[Stored items]
○ ○ ○ ○
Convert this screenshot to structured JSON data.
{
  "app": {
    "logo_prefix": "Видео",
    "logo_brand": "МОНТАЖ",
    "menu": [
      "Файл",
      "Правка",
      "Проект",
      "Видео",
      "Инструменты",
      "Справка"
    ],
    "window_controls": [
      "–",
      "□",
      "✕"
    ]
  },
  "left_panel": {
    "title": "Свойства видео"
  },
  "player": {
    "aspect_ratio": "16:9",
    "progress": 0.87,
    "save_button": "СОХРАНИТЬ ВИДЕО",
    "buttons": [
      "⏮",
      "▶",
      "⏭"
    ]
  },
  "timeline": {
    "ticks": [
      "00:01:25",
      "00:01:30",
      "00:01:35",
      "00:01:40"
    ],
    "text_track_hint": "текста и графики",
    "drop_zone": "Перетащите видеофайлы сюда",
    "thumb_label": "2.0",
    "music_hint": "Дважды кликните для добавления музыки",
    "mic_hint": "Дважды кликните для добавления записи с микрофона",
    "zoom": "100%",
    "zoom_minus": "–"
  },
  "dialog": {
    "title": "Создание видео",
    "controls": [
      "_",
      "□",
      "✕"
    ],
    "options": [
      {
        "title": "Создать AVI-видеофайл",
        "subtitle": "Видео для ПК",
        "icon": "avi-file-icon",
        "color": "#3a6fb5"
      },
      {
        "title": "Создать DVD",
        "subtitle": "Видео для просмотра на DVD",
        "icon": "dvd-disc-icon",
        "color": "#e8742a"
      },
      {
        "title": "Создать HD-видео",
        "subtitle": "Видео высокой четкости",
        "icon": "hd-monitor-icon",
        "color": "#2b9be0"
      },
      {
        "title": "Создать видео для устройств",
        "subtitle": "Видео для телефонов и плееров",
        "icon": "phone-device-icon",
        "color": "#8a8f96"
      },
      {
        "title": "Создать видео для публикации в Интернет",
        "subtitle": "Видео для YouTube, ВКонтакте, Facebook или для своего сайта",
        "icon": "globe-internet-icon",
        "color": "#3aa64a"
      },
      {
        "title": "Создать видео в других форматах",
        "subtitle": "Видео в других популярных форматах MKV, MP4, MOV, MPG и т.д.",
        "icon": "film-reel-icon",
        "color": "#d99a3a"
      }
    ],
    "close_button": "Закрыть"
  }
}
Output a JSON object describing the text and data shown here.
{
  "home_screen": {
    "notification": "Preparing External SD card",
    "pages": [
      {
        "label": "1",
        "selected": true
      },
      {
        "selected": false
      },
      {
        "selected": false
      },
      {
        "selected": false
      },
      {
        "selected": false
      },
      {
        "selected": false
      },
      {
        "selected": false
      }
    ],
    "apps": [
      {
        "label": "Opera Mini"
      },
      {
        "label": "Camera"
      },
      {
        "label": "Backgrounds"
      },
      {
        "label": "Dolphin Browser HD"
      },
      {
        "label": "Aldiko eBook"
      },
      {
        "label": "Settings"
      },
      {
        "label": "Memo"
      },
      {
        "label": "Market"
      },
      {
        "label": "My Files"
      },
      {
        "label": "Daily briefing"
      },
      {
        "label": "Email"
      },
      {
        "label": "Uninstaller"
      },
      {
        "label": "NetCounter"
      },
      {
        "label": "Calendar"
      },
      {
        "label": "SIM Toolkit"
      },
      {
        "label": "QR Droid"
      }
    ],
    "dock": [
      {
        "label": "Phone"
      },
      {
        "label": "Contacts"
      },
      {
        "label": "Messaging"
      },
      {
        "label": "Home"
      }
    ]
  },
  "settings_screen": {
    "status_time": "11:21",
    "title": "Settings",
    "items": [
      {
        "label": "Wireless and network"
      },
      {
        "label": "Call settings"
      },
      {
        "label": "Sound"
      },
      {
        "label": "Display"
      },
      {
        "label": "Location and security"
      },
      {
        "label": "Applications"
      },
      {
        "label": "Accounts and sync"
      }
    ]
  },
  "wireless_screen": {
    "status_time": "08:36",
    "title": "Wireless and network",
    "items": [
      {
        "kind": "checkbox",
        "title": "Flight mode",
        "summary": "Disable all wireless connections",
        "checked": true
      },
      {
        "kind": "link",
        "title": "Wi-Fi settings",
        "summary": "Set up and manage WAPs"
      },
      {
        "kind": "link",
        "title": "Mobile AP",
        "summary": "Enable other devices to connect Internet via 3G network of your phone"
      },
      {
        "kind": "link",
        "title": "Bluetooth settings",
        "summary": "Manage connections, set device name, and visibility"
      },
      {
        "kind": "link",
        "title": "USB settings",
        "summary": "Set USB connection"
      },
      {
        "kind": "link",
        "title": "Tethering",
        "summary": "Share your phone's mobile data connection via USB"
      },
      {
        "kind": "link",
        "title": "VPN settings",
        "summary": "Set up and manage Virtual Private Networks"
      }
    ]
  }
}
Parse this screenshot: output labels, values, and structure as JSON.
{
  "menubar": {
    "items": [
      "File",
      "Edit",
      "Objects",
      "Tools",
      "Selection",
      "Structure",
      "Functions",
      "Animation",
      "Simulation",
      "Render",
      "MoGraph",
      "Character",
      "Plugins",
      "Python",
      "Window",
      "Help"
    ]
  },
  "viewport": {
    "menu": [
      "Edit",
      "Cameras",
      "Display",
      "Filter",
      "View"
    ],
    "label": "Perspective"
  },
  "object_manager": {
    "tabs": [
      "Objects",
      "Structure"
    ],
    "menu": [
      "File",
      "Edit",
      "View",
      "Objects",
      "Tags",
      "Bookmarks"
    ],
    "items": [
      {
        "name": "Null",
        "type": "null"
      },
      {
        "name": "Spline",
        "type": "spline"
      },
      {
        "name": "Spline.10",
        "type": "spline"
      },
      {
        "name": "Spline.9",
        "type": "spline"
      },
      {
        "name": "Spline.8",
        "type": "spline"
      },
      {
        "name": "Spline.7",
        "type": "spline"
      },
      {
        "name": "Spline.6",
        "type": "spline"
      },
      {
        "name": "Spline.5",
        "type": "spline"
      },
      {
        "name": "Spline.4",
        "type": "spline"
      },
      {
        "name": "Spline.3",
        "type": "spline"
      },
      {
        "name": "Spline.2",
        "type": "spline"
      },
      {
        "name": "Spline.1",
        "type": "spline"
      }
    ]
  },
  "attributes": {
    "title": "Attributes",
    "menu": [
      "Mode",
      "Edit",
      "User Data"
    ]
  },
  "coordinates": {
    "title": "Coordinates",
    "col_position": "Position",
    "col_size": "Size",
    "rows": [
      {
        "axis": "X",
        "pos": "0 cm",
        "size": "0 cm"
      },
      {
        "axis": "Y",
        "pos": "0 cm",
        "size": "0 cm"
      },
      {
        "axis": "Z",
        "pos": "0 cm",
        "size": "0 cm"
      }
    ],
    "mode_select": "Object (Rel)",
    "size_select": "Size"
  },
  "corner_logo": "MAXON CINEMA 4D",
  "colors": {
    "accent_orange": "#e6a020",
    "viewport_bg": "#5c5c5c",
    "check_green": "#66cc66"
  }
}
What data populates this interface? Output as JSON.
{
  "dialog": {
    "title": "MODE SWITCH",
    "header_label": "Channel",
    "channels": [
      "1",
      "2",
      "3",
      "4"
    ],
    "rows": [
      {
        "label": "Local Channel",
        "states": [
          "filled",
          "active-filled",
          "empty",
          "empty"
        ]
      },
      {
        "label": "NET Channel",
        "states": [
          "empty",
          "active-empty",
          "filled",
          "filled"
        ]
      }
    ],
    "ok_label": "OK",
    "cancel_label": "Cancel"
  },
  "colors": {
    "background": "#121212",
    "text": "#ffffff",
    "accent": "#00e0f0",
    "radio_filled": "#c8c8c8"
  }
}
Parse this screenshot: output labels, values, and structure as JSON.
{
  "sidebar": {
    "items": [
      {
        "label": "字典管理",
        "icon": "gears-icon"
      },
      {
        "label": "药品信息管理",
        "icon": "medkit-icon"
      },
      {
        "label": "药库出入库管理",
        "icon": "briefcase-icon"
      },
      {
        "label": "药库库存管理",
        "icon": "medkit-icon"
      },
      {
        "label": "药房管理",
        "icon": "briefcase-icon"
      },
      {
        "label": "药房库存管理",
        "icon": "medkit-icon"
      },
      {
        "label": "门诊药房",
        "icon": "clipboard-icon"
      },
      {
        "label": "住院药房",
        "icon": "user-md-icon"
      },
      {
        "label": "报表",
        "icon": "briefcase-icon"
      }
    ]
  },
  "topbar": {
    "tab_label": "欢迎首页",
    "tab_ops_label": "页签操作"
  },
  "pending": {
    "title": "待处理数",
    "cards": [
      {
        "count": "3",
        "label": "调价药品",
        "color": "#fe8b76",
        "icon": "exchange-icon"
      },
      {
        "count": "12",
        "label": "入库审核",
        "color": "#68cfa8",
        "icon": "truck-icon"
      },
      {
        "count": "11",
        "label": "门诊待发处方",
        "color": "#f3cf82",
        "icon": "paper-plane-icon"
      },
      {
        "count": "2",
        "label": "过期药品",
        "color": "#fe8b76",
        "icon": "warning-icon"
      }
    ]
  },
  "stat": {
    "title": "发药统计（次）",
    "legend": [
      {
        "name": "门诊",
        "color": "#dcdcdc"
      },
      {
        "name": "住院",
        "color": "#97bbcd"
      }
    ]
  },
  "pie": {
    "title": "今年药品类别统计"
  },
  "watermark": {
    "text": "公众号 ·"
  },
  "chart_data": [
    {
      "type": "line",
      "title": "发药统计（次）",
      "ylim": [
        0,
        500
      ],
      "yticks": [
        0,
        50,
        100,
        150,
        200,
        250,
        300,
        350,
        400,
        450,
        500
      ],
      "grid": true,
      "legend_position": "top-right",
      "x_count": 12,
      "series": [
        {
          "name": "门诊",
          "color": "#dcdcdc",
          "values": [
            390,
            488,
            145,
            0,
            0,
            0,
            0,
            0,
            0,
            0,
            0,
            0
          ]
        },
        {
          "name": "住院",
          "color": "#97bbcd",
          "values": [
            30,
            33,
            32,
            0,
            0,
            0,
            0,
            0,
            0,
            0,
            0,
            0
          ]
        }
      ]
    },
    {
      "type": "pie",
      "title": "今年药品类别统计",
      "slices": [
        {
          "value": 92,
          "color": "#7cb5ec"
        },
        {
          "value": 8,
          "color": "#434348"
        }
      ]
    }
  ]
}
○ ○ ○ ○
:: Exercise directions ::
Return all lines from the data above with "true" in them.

:: Exercise response ::
        "selected": true
        "checked": true
      "grid": true,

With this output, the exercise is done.